1. Mono-Hull Vessels
Many high speed small mono-hulls have had hard chines. Rounding bilge forms at higher speeds have had stability problems. Hard chine forms with greater beam and reduced length give improved performance in the calm water, but experience high vertical accelerations in a seaway.
Their ride can be improved by using a higher dead rise angle leading to a deep “vee” form. Current practices favor round bilges for lower power demands at cruising speed and sea kindness, with the adaptation of hard chines for Froude numbers above unity for better stability. One advantage of round bilges for sea keeping is that it can be fitted more readily with bilge keels to reduce rolling.
2. Multi-Hulled Vessels
These include sailing catamarans, trimarans, off-shore rigs, diving support vessels, and ferries. Catamarans are not new as two twin-hulled paddle steamers of 90m were built in the 1870 for cross channel service.
They were liked by passengers for their sea keeping qualities, but were overtaken fairly soon by other developments. Their greater wetted hulls can have reduced resistance at high speed, sometimes assisted by interference effect between two the two hulls. A hull separation of about 1.25 times the beam of each hull is reasonable in a catamaran and maneuverability is good.
High transverse stability and relatively short length means the sea keeping is not always good. This has been improved in the wave piercing catamarans developed to reduce the pitching and in the SWATH (Small Waterplane Area Twin Hull) design where the water plane area is very much reduced and a larger part of the displaced water volume is well below the water line. The longitudinal motions can be reduced by using fins or stabilizers.
As a development of twin hull vessels and many designs studies indicated many advantage with no significant disadvantages, comparisons of mono-hull with multi-hull craft are difficult. Designs of each type should be strictly optimized to meet the stated requirements.
3. High Speed Craft
These may have civil or military application, so they are considered before going on to consider specific warship types. A number of hull configuration and propulsion system are discussed; each is designed to overcome problems with other types or to confer some desired advantage. Thus catamarans avoid the loss of stability at high speed suffered by a round bilge mono-hull. They also provide a large deck area for passengers. Hydrofoil craft benefit from reduced resistance by lifting the main hull clear of the water.

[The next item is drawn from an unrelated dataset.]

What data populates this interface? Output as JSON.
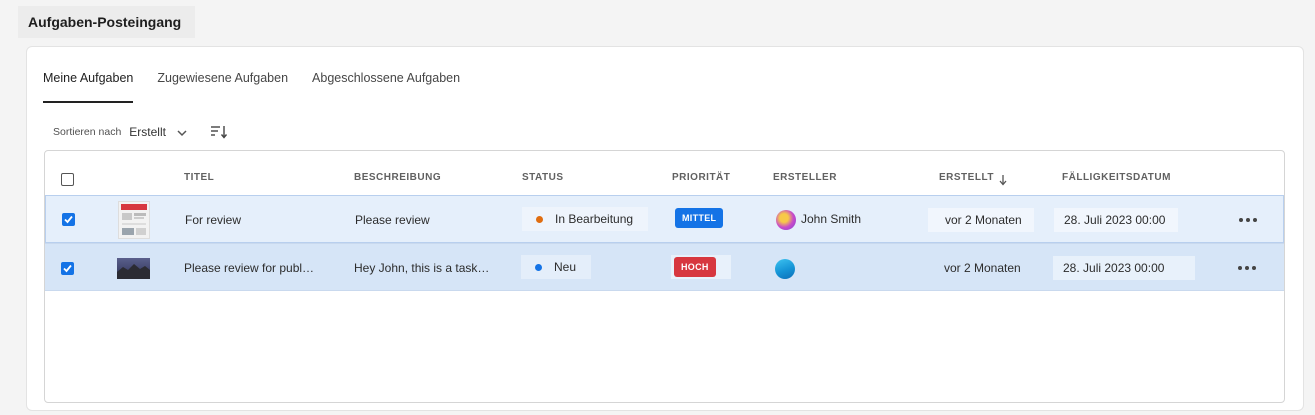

The effect of waves on performance is minimized in the SWATH concept. Some craft are designed to reduce wash so that they can operate at higher speeds in restricted waters. Although most applications of these concepts have been initially to smaller craft, some are now employed in the medium size boats, especially for high speed ferry services.

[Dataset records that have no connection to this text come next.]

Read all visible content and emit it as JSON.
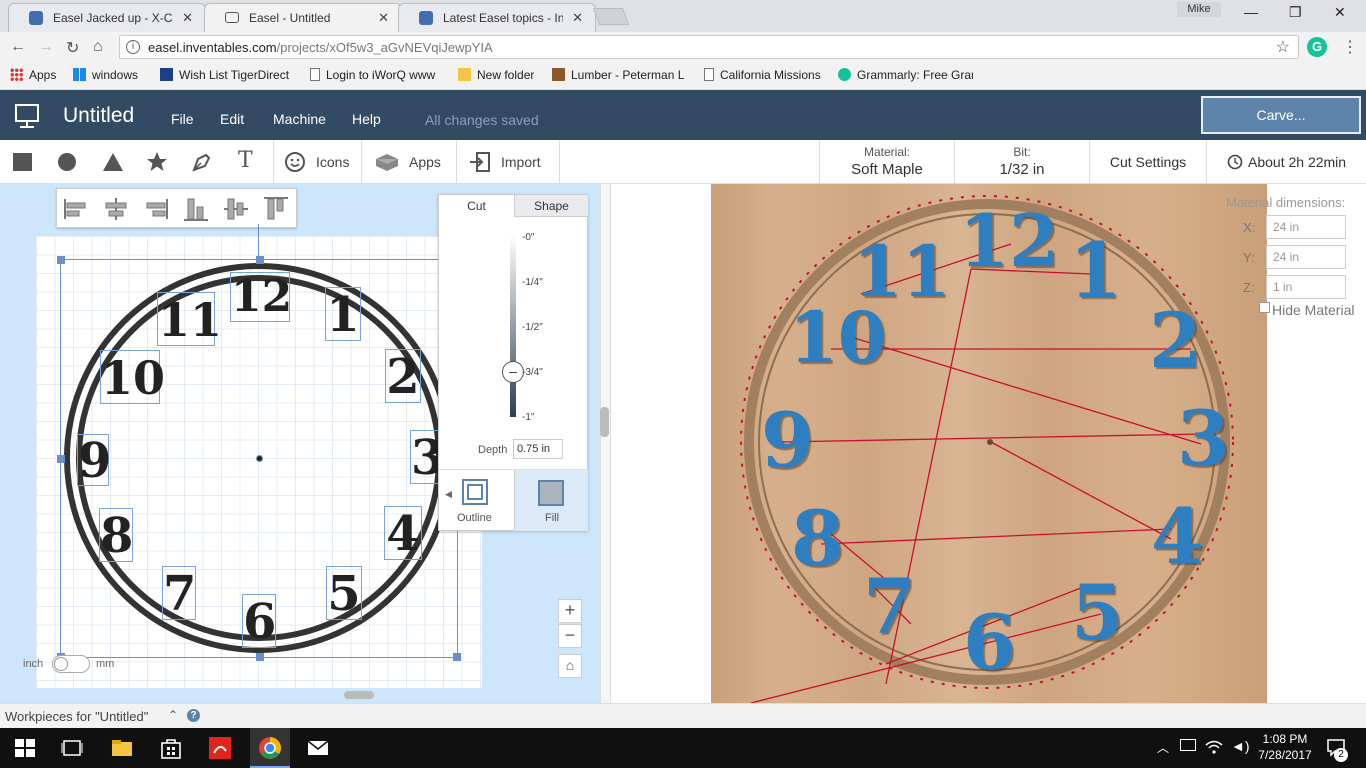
{
  "browser": {
    "tabs": [
      {
        "title": "Easel Jacked up - X-Carve"
      },
      {
        "title": "Easel - Untitled"
      },
      {
        "title": "Latest Easel topics - Inventables"
      }
    ],
    "user": "Mike",
    "url_host": "easel.inventables.com",
    "url_path": "/projects/xOf5w3_aGvNEVqiJewpYIA",
    "bookmarks": [
      "Apps",
      "windows",
      "Wish List TigerDirect",
      "Login to iWorQ www",
      "New folder",
      "Lumber - Peterman L",
      "California Missions",
      "Grammarly: Free Gran"
    ]
  },
  "app": {
    "title": "Untitled",
    "menu": [
      "File",
      "Edit",
      "Machine",
      "Help"
    ],
    "status": "All changes saved",
    "carve_label": "Carve..."
  },
  "toolbar": {
    "icons_label": "Icons",
    "apps_label": "Apps",
    "import_label": "Import",
    "material_label": "Material:",
    "material_value": "Soft Maple",
    "bit_label": "Bit:",
    "bit_value": "1/32 in",
    "cut_settings_label": "Cut Settings",
    "time_label": "About 2h 22min"
  },
  "design": {
    "numerals": [
      "12",
      "1",
      "2",
      "3",
      "4",
      "5",
      "6",
      "7",
      "8",
      "9",
      "10",
      "11"
    ],
    "unit_left": "inch",
    "unit_right": "mm",
    "zoom_in": "+",
    "zoom_out": "−"
  },
  "cut_panel": {
    "tab_cut": "Cut",
    "tab_shape": "Shape",
    "depth_marks": [
      "-0\"",
      "-1/4\"",
      "-1/2\"",
      "-3/4\"",
      "-1\""
    ],
    "depth_label": "Depth",
    "depth_value": "0.75 in",
    "depth_fraction": 0.75,
    "outline_label": "Outline",
    "fill_label": "Fill"
  },
  "material_dims": {
    "title": "Material dimensions:",
    "x_label": "X:",
    "x_value": "24 in",
    "y_label": "Y:",
    "y_value": "24 in",
    "z_label": "Z:",
    "z_value": "1 in",
    "hide_label": "Hide Material"
  },
  "footer": {
    "workpieces_label": "Workpieces for \"Untitled\""
  },
  "taskbar": {
    "time": "1:08 PM",
    "date": "7/28/2017",
    "notif_count": "2"
  },
  "colors": {
    "header_bg": "#324a62",
    "carve_button": "#5d83ab",
    "canvas_bg": "#cde6fb",
    "preview_fill": "#2e7fc1",
    "toolpath": "#c8102e"
  }
}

In commercial applications they can be applicable with any of the special characteristics as mentioned above in the deciding factor in the adaptation of a particular hull form. By doing the changes in the hull forms we ultimately try to increase the “Transport Efficiency Factor” which is the ratio between the product of pay load and speed to the total installed power.

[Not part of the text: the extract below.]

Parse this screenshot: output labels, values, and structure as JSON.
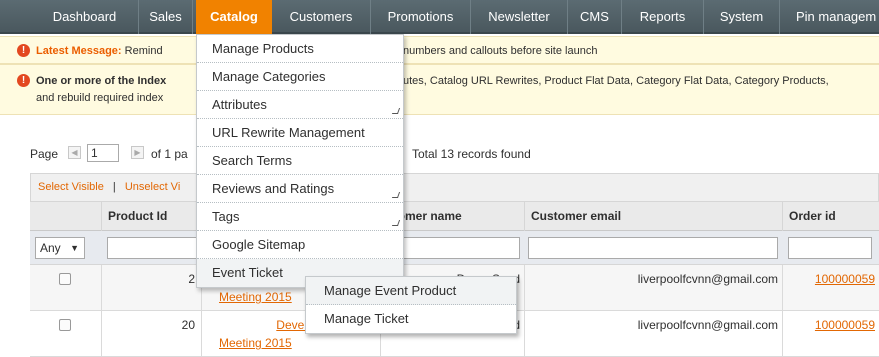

So we can use any one of the above new technologies in building the future sailboats keeping the “Transport Efficiency” factor in mind.